Cardiac stem cells from heart disease patients may be harmful
Patients with severe and end-stage heart failure have few treatment options available to them apart from transplants and "miraculous" stem cell therapy. But a new Tel Aviv University study finds that stem cell therapy may, in fact, harm heart disease patients.
The research, led by Prof. Jonathan Leor of TAU's Sackler Faculty of Medicine and Sheba Medical Center and conducted by TAU's Dr. Nili Naftali-Shani, explores the current practice of using cells from the host patient to repair tissue—and contends that this can prove deleterious or toxic for patients. The study was recently published in the journal Circulation.
"We found that, contrary to popular belief, tissue stem cells derived from sick hearts do not contribute to heart healing after injury," said Prof. Leor. "Furthermore, we found that these cells are affected by the inflammatory environment and develop inflammatory properties. The affected stem cells may even exacerbate damage to the already diseased heart muscle."
Tissue or adult stem cells—"blank" cells that can act as a repair kit for the body by replacing damaged tissue—encourage the regeneration of blood vessel cells and new heart muscle tissue. Faced with a worse survival rate than many cancers, many heart failure patients have turned to stem cell therapy as a last resort.

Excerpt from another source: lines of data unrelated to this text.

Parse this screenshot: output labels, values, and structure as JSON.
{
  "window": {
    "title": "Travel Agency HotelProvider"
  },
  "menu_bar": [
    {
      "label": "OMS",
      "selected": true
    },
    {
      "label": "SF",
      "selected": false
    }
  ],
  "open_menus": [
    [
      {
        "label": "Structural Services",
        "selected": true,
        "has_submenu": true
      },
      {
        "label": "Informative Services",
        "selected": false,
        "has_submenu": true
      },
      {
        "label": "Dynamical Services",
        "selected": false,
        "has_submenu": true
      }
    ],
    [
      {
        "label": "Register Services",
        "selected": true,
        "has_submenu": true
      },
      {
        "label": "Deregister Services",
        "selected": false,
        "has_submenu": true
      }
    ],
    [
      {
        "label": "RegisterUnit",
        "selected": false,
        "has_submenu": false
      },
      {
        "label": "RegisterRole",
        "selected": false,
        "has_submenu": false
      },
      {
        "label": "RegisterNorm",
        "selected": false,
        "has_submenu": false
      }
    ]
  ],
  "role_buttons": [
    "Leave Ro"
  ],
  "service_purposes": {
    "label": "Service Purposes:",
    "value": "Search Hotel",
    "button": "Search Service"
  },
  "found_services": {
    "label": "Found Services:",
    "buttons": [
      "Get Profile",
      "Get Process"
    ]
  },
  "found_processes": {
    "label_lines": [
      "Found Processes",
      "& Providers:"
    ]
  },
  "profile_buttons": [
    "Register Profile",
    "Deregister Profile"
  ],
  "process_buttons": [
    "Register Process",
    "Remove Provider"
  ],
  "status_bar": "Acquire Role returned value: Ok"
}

"But our findings suggest that stem cells, like any drug, can have adverse effects," said Prof. Leor. "We concluded that stem cells used in cardiac therapy should be drawn from healthy donors or be better genetically engineered for the patient."
Hope for improved cardiac stem cell therapy
In addition, the researchers also discovered the molecular pathway involved in the negative interaction between stem cells and the immune system as they isolated stem cells in mouse models of heart disease. After exploring the molecular pathway in mice, the researchers focused on cardiac stem cells in patients with heart disease.
The results could help improve the use of autologous stem cells—those drawn from the patients themselves—in cardiac therapy, Prof. Leor said.
"We showed that the deletion of the gene responsible for this pathway can restore the original therapeutic function of the cells," said Prof. Leor. "Our findings determine the potential negative effects of inflammation on stem cell function as they're currently used. The use of autologous stem cells from patients with heart disease should be modified. Only stem cells from healthy donors or genetically engineered cells should be used in treating cardiac conditions."
The researchers are currently testing a gene editing technique (CRISPER) to inhibit the gene responsible for the negative inflammatory properties of the cardiac stem cells of heart disease patients. "We hope our engineered stem cells will be resistant to the negative effects of the immune system," said Prof. Leor.